Beth’s story is often hailed as at once relatable and aspirational – one wonders how much of this is a longing for the simplicity of The Queen’s Gambit. Any competitive endeavour creates its own toy universe with clear rules and goals that lures players with the promise of achievement – the confounding colours and shapes of the real world are replaced by a two-dimensional checkerboard. Few make the leap from pawn to minor piece and fewer become a king or queen – many have squandered their outside potential trying and failing to rise above their station. Some players in the dim gymnasiums that host Beth’s early tournaments dream of that glory but most can never come close. We are never in any doubt that Beth will make it to Moscow, and neither is she. The world she is successfully escaping from is itself a whitewashed, dream-friendly contrast with both the real world and the world of the source material. We don’t want to be some other Beth, channeling her rage towards the one thing that doesn’t feel alien – we want to be Anya Taylor-Joy, serenely conquering all before her.
Mentioned briefly in this comforting story is a cautionary tale. Perhaps Beth is not a lobotomized Bobby Fischer but, as Beltik warns, a young Paul Morphy. By far the best player of his era and an unofficial World Champion, Morphy retired at the top of his game in his twenties and never again found an engaging pursuit, failing to launch a regular career. He had explored every corner of his universe and achieved the total mastery the Genius aches for. Then he was miserable and died.

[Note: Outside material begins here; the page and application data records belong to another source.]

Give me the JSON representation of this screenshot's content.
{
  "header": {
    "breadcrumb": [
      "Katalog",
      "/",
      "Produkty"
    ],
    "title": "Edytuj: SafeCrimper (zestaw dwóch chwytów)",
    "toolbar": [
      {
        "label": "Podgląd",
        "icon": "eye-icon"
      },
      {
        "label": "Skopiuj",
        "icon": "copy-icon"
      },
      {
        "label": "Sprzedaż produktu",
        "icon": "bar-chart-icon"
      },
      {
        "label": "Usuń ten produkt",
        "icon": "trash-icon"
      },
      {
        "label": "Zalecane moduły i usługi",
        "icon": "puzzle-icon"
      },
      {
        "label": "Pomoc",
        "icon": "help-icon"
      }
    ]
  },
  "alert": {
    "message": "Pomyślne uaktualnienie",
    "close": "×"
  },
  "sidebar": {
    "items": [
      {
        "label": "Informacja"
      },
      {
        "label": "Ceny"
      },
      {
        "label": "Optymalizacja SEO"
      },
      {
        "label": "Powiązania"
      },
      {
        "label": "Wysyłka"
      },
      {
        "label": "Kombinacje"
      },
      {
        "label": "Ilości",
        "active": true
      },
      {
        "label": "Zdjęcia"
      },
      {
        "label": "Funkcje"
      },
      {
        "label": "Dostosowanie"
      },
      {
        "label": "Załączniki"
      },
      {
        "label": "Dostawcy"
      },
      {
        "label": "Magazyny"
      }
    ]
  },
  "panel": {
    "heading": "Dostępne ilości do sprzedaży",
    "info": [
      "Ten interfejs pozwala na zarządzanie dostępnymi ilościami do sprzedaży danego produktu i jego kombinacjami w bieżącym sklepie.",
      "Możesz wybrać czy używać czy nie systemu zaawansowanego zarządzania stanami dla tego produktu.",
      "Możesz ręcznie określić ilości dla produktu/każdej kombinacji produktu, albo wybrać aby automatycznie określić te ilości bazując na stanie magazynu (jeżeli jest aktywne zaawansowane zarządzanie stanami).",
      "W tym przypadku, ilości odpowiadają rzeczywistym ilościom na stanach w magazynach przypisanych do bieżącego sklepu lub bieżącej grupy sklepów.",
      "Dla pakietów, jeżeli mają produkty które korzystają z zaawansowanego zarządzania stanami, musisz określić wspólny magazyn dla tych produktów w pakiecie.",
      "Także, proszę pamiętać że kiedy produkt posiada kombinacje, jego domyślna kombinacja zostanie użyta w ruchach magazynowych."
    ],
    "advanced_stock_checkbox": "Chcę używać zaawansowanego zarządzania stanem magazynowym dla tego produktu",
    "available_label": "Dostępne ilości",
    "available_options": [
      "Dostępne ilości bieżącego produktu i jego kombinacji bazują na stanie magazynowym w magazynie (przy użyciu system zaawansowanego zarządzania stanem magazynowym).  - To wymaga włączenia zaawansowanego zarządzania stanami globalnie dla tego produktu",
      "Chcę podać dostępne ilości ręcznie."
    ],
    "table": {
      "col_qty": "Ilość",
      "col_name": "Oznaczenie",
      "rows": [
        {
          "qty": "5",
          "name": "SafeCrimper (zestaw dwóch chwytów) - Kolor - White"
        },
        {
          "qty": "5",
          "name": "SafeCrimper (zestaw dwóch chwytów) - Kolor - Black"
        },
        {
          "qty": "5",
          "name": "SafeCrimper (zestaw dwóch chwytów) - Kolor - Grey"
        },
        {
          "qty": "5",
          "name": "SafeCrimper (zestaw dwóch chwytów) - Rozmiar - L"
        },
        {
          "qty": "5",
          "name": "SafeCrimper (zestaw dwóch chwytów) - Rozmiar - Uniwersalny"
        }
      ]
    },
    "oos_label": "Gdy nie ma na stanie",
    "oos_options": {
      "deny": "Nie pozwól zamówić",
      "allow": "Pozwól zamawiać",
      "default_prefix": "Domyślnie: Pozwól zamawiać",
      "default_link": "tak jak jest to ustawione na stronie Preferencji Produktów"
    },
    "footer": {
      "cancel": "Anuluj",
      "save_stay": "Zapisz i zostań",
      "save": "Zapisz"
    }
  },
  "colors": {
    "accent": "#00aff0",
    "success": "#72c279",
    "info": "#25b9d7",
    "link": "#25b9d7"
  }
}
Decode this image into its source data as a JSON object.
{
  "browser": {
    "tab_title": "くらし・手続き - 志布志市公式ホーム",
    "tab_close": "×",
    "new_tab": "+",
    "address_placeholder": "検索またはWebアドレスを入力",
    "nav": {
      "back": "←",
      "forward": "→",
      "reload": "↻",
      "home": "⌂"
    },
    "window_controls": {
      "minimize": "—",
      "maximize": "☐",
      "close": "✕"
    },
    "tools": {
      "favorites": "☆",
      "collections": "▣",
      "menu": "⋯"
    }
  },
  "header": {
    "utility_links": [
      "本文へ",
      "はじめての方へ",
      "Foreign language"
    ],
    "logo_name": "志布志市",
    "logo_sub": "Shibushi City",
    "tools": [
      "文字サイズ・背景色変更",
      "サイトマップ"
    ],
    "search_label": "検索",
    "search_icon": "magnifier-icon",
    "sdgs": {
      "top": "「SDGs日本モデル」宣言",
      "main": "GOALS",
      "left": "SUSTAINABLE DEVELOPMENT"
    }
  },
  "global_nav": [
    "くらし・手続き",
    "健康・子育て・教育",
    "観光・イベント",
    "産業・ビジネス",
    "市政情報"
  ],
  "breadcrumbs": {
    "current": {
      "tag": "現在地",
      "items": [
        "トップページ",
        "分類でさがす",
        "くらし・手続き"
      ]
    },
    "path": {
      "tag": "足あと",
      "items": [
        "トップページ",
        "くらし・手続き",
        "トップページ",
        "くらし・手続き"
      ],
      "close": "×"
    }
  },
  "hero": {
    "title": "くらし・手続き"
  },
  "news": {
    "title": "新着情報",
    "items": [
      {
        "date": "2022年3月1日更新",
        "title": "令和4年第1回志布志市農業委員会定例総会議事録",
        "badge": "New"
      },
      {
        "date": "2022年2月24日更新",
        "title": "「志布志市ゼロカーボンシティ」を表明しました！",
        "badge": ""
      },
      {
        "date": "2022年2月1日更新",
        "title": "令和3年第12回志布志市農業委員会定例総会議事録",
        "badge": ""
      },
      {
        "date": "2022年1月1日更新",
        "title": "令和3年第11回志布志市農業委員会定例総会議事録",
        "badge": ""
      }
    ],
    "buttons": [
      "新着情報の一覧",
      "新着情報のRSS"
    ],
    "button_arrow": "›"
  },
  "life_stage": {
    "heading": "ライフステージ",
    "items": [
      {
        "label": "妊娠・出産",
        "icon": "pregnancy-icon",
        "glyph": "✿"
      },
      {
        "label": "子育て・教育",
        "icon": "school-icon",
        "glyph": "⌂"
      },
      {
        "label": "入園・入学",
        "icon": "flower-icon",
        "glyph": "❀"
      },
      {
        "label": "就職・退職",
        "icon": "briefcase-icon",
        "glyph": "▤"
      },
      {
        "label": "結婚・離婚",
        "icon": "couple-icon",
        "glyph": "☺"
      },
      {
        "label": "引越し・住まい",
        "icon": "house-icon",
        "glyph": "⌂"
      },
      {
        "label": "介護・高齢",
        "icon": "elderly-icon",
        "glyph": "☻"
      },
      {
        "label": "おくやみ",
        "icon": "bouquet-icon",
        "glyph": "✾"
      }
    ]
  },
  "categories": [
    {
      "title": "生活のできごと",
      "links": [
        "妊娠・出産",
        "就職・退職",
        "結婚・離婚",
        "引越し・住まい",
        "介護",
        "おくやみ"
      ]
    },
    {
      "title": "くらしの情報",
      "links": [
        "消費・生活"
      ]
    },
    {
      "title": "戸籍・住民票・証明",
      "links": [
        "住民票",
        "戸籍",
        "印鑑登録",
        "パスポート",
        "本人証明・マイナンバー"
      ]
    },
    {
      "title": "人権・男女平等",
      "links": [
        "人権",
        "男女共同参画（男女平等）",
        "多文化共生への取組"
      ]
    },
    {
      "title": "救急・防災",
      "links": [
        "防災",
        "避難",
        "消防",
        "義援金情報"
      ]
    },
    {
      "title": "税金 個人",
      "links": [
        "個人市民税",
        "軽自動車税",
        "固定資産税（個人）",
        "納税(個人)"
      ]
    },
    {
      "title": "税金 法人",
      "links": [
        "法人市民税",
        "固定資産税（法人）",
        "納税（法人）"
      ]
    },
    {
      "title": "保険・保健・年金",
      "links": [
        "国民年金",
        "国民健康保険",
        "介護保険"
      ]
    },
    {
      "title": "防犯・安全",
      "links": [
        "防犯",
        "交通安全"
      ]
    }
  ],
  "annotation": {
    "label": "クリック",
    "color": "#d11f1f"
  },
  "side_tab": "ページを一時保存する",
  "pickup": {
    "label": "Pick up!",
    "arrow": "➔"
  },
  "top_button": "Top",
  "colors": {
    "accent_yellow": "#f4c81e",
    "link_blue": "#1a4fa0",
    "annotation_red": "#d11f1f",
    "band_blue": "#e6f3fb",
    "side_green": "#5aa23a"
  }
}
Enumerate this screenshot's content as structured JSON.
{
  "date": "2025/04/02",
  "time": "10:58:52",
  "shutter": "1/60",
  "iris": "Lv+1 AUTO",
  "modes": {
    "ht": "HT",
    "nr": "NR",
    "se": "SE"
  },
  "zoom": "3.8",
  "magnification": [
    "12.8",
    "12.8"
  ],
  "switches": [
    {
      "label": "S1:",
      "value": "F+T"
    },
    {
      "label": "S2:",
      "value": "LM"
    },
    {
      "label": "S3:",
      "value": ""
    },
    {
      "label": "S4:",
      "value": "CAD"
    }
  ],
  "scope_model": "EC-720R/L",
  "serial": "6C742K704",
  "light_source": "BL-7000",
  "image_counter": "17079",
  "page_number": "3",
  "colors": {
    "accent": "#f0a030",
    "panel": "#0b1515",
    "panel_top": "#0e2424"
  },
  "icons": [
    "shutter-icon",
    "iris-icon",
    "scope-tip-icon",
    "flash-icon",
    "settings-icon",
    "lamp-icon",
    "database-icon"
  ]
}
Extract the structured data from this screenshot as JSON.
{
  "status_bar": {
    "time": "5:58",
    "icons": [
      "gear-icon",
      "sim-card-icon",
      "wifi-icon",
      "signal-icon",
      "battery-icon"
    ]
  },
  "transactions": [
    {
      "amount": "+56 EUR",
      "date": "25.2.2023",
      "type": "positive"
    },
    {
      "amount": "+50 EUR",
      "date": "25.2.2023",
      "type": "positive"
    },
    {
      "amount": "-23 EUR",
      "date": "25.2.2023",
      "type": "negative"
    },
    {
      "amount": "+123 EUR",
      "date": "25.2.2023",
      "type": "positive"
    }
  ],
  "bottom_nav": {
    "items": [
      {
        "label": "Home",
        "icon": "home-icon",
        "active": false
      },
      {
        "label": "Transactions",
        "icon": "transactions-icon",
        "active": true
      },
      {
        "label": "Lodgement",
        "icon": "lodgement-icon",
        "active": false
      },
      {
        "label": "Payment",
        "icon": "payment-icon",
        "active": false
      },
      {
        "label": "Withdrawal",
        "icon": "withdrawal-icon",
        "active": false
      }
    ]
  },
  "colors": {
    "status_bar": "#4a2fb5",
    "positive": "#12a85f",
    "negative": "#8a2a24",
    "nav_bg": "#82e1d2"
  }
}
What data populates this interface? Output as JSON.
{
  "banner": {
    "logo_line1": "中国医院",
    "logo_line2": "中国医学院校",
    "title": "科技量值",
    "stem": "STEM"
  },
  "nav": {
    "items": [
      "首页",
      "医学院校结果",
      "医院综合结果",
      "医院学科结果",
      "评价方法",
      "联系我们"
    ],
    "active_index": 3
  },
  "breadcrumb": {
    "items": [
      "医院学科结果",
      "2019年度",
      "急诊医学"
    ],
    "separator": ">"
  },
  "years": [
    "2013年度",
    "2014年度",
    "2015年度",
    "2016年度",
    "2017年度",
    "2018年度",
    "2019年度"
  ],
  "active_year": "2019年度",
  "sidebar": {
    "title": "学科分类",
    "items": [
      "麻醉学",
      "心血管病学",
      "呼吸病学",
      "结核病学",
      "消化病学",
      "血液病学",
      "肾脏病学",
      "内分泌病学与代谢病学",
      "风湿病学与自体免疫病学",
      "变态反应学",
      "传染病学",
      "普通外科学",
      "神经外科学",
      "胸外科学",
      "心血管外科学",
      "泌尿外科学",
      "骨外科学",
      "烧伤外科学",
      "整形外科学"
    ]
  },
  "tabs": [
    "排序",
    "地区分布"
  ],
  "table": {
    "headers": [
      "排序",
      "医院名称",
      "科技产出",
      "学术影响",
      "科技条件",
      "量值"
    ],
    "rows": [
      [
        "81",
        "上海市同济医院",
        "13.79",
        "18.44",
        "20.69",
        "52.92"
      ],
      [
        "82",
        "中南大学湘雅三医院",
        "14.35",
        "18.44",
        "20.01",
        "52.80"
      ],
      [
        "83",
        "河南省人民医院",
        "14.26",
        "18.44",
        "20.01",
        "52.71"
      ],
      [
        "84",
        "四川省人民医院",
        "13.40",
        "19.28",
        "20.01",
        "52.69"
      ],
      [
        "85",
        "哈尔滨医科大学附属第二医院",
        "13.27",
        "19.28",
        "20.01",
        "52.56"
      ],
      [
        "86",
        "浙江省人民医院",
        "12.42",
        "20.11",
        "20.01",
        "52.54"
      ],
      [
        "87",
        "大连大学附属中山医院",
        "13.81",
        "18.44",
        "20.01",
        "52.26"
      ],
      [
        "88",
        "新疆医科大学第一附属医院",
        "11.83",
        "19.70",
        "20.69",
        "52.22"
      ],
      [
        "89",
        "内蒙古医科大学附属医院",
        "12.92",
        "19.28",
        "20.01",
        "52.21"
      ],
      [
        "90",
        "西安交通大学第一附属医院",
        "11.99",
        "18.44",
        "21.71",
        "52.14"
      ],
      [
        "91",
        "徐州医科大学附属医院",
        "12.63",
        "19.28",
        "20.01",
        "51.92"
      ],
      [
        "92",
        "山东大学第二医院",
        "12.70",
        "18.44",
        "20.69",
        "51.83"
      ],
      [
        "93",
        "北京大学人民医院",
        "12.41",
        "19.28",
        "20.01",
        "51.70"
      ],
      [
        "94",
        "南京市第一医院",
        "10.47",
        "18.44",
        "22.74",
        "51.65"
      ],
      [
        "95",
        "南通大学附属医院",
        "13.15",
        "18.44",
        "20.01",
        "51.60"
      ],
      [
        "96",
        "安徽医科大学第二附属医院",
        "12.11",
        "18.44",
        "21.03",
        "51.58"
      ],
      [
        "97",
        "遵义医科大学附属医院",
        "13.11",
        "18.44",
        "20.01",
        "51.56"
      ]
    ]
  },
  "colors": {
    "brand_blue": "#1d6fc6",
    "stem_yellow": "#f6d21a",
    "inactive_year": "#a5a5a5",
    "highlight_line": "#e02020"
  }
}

Of course, The Queen’s Gambit avoids any existential question by immediately quitting while it’s ahead. If the show were allowed its obligatory second season, you’d expect it to find Harmon on some descent from this peak. Or not. Who cares? Beth Harmon has a game to play.